YOUR GOAL =>
Every record must come back unchanged, apart from the pictures, which are dropped.
....
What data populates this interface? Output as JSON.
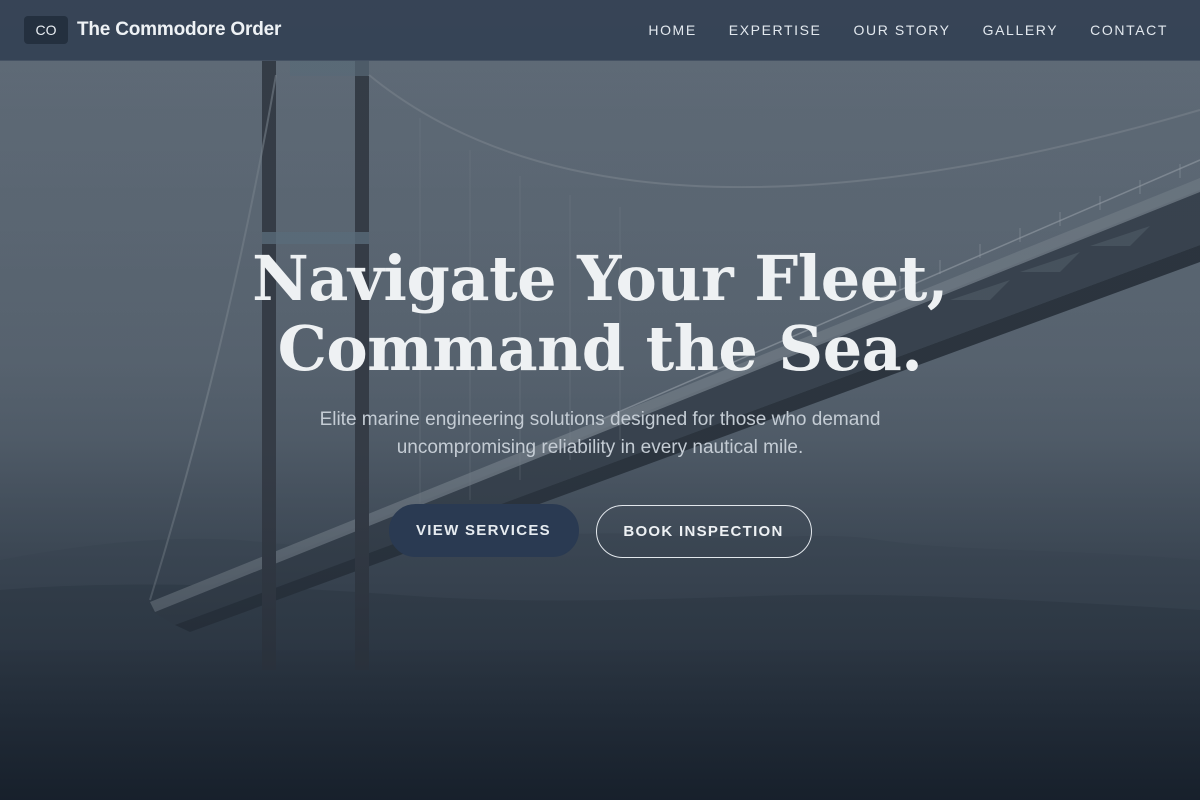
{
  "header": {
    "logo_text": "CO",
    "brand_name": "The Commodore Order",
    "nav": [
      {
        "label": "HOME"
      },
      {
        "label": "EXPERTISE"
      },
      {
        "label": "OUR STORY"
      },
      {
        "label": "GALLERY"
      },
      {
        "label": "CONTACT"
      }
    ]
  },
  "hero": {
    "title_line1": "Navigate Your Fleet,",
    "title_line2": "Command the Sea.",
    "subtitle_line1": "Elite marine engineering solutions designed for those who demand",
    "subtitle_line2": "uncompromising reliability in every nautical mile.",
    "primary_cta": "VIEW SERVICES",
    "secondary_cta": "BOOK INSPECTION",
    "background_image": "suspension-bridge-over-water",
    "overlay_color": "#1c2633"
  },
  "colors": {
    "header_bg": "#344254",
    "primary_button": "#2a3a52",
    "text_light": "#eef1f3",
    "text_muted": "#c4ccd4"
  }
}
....
SOLUTION FOR THIS EXERCISE =>
What data populates this interface? Output as JSON.
{
  "header": {
    "logo_text": "CO",
    "brand_name": "The Commodore Order",
    "nav": [
      {
        "label": "HOME"
      },
      {
        "label": "EXPERTISE"
      },
      {
        "label": "OUR STORY"
      },
      {
        "label": "GALLERY"
      },
      {
        "label": "CONTACT"
      }
    ]
  },
  "hero": {
    "title_line1": "Navigate Your Fleet,",
    "title_line2": "Command the Sea.",
    "subtitle_line1": "Elite marine engineering solutions designed for those who demand",
    "subtitle_line2": "uncompromising reliability in every nautical mile.",
    "primary_cta": "VIEW SERVICES",
    "secondary_cta": "BOOK INSPECTION",
    "background_image": "suspension-bridge-over-water",
    "overlay_color": "#1c2633"
  },
  "colors": {
    "header_bg": "#344254",
    "primary_button": "#2a3a52",
    "text_light": "#eef1f3",
    "text_muted": "#c4ccd4"
  }
}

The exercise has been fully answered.